Albanian criminals who pretended to be Kosovan refugees have been allowed to stay in the UK after a Supreme Court judgement revealed a “loophole in the law”.
The migrants’ court victory is expected to cost the taxpayer £1 million and thousands more could now be allowed to stay, even if they have committed serious crimes.
Tens of thousands of Kosovans migrated to the UK in the 1990s during the conflict in the Balkans, but thousands of Albanians also came illegally, pretending to be refugees to gain residence and even UK citizenship.
Dinjan Hysaj, 40, and Agron Bakijasi, 44, were part of that wave, being allowed to stay in 1999, The Telegraph reports.
However, Mr. Hysaj was exposed as having lied when he was jailed for five years in 2011 after glassing a man in a pub in Hemel Hempstead, Hertfordshire.
Mr. Bakijasi was exposed in 2007 when his partner returned to Albania. However, he reapplied using false details and was awarded British citizenship.
When the Home Office applied to have the crooks deported, their publicly-funded legal representatives argued that their lies were not enough to have them removed from the UK and it was not clear it could be a consequence when they applied.

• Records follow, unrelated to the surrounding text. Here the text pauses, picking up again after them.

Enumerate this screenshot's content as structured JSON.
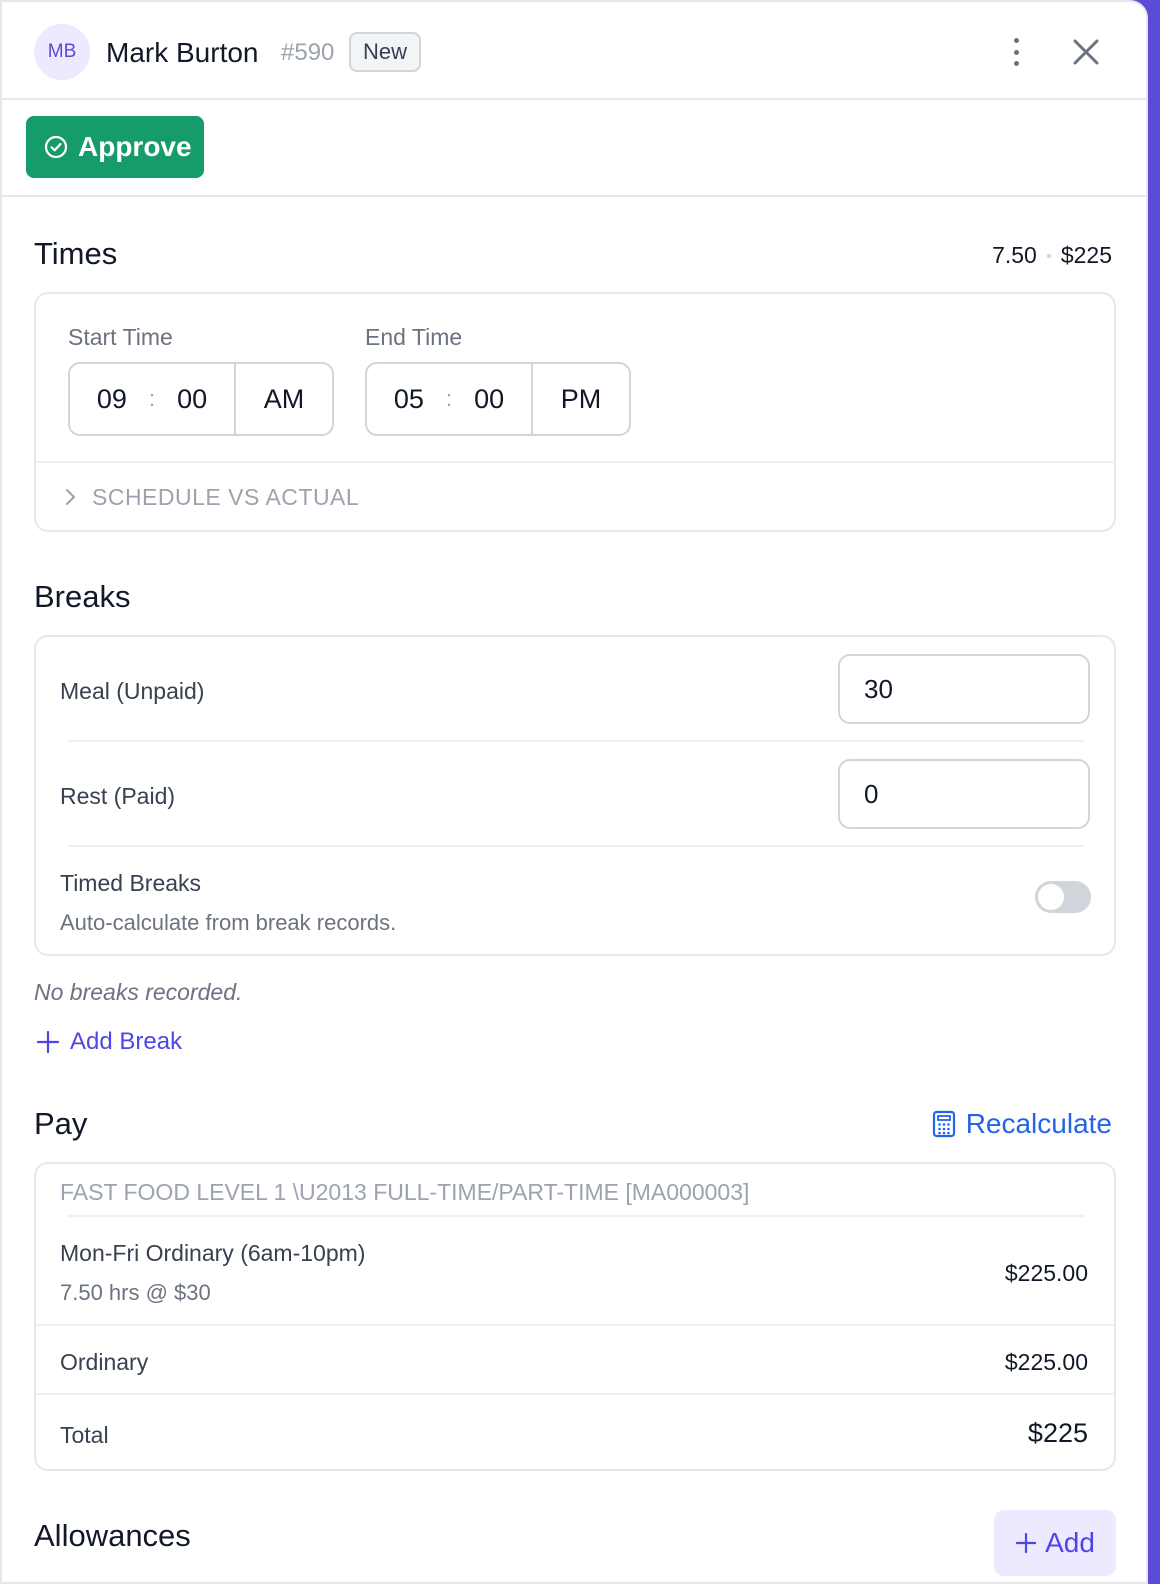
{
  "header": {
    "initials": "MB",
    "name": "Mark Burton",
    "ticket": "#590",
    "status": "New"
  },
  "actions": {
    "approve_label": "Approve"
  },
  "times": {
    "title": "Times",
    "summary_hours": "7.50",
    "summary_pay": "$225",
    "start_label": "Start Time",
    "start_hour": "09",
    "start_minute": "00",
    "start_ampm": "AM",
    "end_label": "End Time",
    "end_hour": "05",
    "end_minute": "00",
    "end_ampm": "PM",
    "colon": ":",
    "schedule_toggle": "SCHEDULE VS ACTUAL"
  },
  "breaks": {
    "title": "Breaks",
    "meal_label": "Meal (Unpaid)",
    "meal_value": "30",
    "rest_label": "Rest (Paid)",
    "rest_value": "0",
    "timed_label": "Timed Breaks",
    "timed_desc": "Auto-calculate from break records.",
    "timed_enabled": false,
    "empty_text": "No breaks recorded.",
    "add_label": "Add Break"
  },
  "pay": {
    "title": "Pay",
    "recalc_label": "Recalculate",
    "award": "FAST FOOD LEVEL 1 \\U2013 FULL-TIME/PART-TIME [MA000003]",
    "line_name": "Mon-Fri Ordinary (6am-10pm)",
    "line_detail": "7.50 hrs @ $30",
    "line_amount": "$225.00",
    "ordinary_label": "Ordinary",
    "ordinary_amount": "$225.00",
    "total_label": "Total",
    "total_amount": "$225"
  },
  "allowances": {
    "title": "Allowances",
    "add_label": "Add"
  },
  "colors": {
    "accent": "#4f46e5",
    "approve": "#169b6b",
    "link_blue": "#2563eb",
    "frame": "#5b4bd6"
  }
}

The Supreme Court judges last week ruled that because the men had not stolen anyone’s identity but instead made up a fictional character, “neither appellant pretended to be someone he was not”.
The judges add: “It also has a number of illogical and unsatisfactory consequences. Thus it is not clear when the use of a false identity to obtain citizenship by one person will lead to the nullification of the grant of citizenship to those making a derivative claim.”
Andrew Bridgen, the Conservative MP, said this judgement exposed a loophole that needed new British legislation to ensure criminals could not abuse the British legal system.
“We need to tighten up the law so people who make up identities and lie to get British citizenship can be stripped of it and be deported. These are not the sorts of people we want to have in our country.
“This legal loophole that needs to be closed as soon as possible. We need to look at legislation to do so, especially as we are now leaving the European Union and we are supposed to be taking control of money, our laws and our borders.”